Food groups seek clarity on 'dietary fiber'
Industry worries that the FDA's new approach to defining dietary fiber will cause issues.
A coalition of 12 food and beverage industry associations is asking FDA officials for clarification on the Nutrition Facts label and its impact on dietary fibers. The coalition’s letter notes that FDA’s new approach to defining dietary fiber marks a significant change for the entire food industry and requests enforcement discretion to give companies more time to find viable solutions that meet the new definition.

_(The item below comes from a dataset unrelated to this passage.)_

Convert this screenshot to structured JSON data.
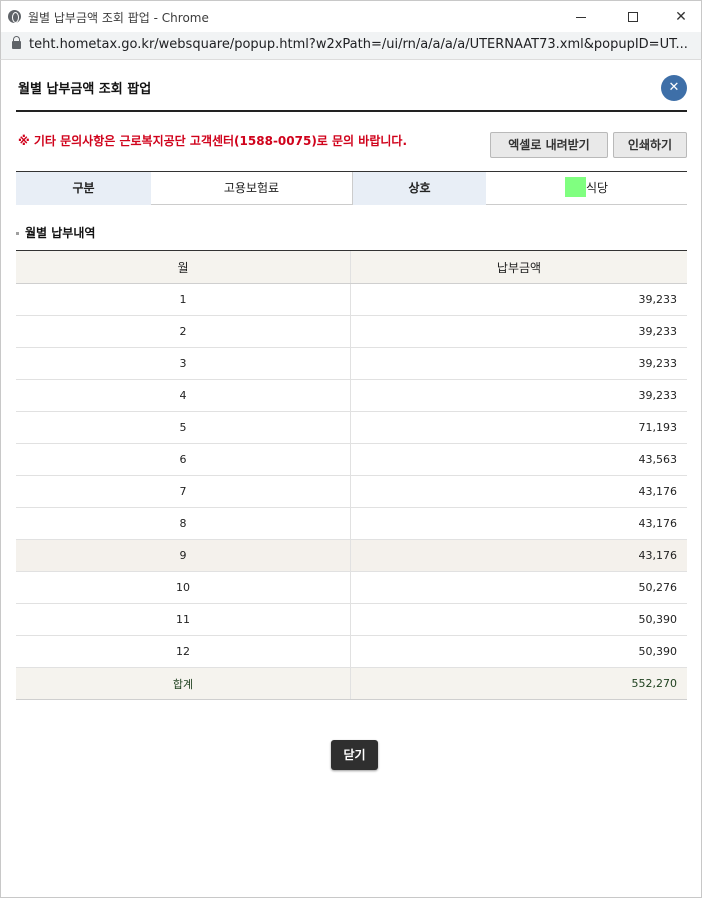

In the final rule released in May, FDA issued a restricted list of products that meet the new standard of dietary fiber, defined as “non-digestible soluble and insoluble carbohydrates (with three or more monomeric units), and lignin that are intrinsic and intact in plants; isolated or synthetic non-digestible carbohydrates (with three or more monomeric units) determined by FDA to have physiological effects that are beneficial to human health.” These fibers include cellulose, guar gum, pectin, locust bean gum and others that the agency deems to have physiological health benefits. However, FDA declined to make a determination about the status of other frequently used fibers, such as acacia (gum Arabic), inulin, cotton seed fiber, sugar cane fiber, soy fiber and pea fiber. Instead, the agency asked for comment on the available science regarding the physiological effects of these ingredients.